2008 Texas Aviation Conference addresses economic realities
Some things you just take for granted. And some things you don’t even realize you had until they’re gone. Access to air travel, for example. Or even access to affordable goods flown to market by the air cargo industry.
The Texas Department of Transportation’s (TxDOT’s) 26th Annual Texas Aviation Conference brought aviators, airport managers and business interests from around the state to Austin, Texas, to discuss the current status of the industry. This year’s conference set records, with 567 aviation leaders in attendance and an unprecedented 70 exhibitors sponsoring the event.
“The 2008 conference was particularly important in light of all the things happening in transportation today,” observes Texas Transportation Institute (TTI) Associate Research Scientist Jeff Borowiec, who is conducting interagency agreement projects for TxDOT’s Aviation Division. “The conference brings together individuals with diverse interests and provides the opportunity to network and learn what others are doing throughout the state.”
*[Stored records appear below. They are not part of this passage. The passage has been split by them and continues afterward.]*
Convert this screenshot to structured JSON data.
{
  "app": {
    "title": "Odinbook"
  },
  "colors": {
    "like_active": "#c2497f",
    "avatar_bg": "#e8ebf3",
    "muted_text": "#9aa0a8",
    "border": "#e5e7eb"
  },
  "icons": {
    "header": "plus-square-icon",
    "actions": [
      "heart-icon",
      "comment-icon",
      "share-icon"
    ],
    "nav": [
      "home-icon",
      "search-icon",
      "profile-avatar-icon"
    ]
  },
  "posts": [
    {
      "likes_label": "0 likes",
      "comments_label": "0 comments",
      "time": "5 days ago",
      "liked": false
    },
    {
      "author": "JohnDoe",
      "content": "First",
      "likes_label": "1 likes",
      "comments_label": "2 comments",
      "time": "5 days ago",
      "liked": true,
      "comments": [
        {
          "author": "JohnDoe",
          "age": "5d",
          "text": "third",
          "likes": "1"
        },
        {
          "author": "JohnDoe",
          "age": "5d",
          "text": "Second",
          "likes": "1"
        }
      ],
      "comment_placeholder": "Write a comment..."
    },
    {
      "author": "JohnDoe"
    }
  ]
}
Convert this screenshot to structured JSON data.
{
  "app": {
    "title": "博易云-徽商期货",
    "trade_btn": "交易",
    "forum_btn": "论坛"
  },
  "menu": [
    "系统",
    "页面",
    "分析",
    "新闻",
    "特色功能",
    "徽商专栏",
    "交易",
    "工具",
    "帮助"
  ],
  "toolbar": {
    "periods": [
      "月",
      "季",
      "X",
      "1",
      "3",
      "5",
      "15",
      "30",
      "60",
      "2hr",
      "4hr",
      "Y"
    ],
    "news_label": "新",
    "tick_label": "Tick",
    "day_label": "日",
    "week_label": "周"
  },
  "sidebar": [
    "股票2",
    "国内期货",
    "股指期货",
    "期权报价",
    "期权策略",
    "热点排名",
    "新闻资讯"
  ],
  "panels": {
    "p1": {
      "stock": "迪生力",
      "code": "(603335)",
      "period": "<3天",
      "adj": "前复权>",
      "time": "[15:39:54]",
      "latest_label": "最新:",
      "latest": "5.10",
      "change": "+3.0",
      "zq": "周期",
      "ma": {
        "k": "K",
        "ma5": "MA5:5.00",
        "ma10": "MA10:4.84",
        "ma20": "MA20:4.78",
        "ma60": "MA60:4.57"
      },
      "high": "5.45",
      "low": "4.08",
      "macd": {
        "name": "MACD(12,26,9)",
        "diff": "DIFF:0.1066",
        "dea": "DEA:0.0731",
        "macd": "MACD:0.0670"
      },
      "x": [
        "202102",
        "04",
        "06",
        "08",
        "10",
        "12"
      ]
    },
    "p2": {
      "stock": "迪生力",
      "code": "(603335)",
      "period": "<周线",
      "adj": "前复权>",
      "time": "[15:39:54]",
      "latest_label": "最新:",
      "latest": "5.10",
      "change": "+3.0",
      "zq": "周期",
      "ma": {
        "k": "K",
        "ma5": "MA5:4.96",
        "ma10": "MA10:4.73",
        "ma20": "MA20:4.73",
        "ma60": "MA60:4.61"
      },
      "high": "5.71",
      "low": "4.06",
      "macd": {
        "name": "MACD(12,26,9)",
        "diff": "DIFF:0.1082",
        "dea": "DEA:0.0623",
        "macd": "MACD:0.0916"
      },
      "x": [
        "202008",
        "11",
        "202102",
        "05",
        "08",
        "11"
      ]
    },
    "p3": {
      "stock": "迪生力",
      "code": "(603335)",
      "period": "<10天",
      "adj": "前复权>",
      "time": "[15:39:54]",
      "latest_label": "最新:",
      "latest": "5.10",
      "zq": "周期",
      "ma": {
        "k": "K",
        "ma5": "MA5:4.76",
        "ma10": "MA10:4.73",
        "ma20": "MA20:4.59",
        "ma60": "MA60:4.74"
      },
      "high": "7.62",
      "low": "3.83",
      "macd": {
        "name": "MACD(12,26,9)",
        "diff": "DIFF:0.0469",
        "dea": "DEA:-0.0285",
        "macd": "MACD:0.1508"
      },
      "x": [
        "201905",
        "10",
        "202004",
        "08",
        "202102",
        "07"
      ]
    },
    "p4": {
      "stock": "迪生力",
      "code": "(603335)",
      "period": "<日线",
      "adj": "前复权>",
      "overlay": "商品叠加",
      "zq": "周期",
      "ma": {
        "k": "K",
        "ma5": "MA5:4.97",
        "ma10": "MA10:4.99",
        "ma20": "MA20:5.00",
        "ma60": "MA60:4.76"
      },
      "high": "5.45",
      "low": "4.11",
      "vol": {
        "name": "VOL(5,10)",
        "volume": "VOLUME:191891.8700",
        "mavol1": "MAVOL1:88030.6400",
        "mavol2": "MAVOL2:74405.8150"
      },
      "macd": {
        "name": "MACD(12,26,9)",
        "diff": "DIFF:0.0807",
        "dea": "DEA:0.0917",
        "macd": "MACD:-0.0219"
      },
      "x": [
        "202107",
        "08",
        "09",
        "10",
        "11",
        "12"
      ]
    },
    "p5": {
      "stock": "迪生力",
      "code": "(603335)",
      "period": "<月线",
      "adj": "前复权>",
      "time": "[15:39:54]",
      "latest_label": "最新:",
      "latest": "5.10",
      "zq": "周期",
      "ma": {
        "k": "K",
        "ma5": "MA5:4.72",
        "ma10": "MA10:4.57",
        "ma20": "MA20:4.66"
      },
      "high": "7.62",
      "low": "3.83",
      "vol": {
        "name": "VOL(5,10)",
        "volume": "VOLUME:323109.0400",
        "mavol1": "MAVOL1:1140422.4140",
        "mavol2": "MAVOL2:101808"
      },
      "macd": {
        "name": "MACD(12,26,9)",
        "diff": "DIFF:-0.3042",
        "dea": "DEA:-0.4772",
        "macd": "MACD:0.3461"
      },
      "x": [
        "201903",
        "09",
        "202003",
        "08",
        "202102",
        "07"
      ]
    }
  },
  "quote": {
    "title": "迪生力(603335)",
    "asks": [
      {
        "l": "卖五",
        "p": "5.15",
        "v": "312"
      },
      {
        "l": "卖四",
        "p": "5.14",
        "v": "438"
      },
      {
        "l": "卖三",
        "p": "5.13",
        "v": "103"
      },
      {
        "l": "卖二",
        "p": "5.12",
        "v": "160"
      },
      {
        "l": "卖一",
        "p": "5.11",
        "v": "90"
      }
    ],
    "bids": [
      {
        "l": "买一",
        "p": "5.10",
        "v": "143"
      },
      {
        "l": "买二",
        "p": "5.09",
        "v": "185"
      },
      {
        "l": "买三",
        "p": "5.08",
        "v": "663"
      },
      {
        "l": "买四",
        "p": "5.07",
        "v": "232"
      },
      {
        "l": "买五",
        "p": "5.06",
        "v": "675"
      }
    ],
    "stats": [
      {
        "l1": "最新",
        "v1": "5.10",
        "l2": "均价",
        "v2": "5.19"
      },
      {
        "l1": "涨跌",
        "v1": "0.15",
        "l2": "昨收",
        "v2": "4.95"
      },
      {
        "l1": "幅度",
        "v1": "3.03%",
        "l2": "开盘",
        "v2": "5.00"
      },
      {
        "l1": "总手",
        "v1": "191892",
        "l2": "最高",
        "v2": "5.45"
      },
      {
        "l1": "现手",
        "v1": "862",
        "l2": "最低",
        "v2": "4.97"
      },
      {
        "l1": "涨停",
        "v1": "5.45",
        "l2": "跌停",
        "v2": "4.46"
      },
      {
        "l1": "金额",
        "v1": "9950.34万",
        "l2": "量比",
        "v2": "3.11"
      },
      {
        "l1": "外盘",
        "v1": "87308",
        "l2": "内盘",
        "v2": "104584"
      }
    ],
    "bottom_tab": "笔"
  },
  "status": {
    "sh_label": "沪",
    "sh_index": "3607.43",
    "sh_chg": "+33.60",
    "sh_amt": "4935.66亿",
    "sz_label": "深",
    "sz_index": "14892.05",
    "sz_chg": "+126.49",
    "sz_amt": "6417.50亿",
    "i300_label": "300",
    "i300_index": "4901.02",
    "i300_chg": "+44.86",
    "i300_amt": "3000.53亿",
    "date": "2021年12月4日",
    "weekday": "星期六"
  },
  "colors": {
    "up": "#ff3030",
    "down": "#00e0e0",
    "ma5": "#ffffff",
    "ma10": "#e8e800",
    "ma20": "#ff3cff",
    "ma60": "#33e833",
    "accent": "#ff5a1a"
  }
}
Most people don’t realize just how important the aviation industry is to the Texas economy. A 2005 TxDOT study found that aviation is responsible for maintaining some 61,000 jobs and funding $2.5 billion in payroll. With 300 public general-aviation and 27 commercial-service airports in the Texas airport system, Texas is home to two of the top 10 busiest airports in the country, generating some $8.7 billion in economic output for the state. Texas’ gross state product ranks the second highest in the nation, and aviation contributes significantly not only to the state’s economy, but also to the nation’s financial well-being.
“Aviation is obviously a vital part of the Texas economy,” confirms Borowiec. “Given today’s economic realities, in some ways, it’s fighting for its very survival.”
This context framed the issues of concern at the conference. Participants discussed the economic impact of currently rising fuel costs and the collateral effects on shipping and consumer travel. According to one presentation, intrastate service in Texas appears particularly vulnerable to cutbacks. A large number of smaller, commercial-service airports in Texas are served by aging, turboprop aircraft, and the rising costs of doing business make serving these small communities more difficult.
Other presentations focused on the challenges of securing and holding onto federal funding, a primary source of financing projects at local airports. Three workshop sessions covered various aspects of the aviation industry, from airport security to wildlife management to risk management for municipal airports.
“Improving infrastructure, mitigating operational costs, ensuring safety—all these are central issues for the aviation industry, now more than ever,” says Dave Fulton, director of TxDOT’s Aviation Division. “This conference helps us synergize the way aviation works in Texas. Without it, we’d have a lot harder time working together to meet the needs of Texans.”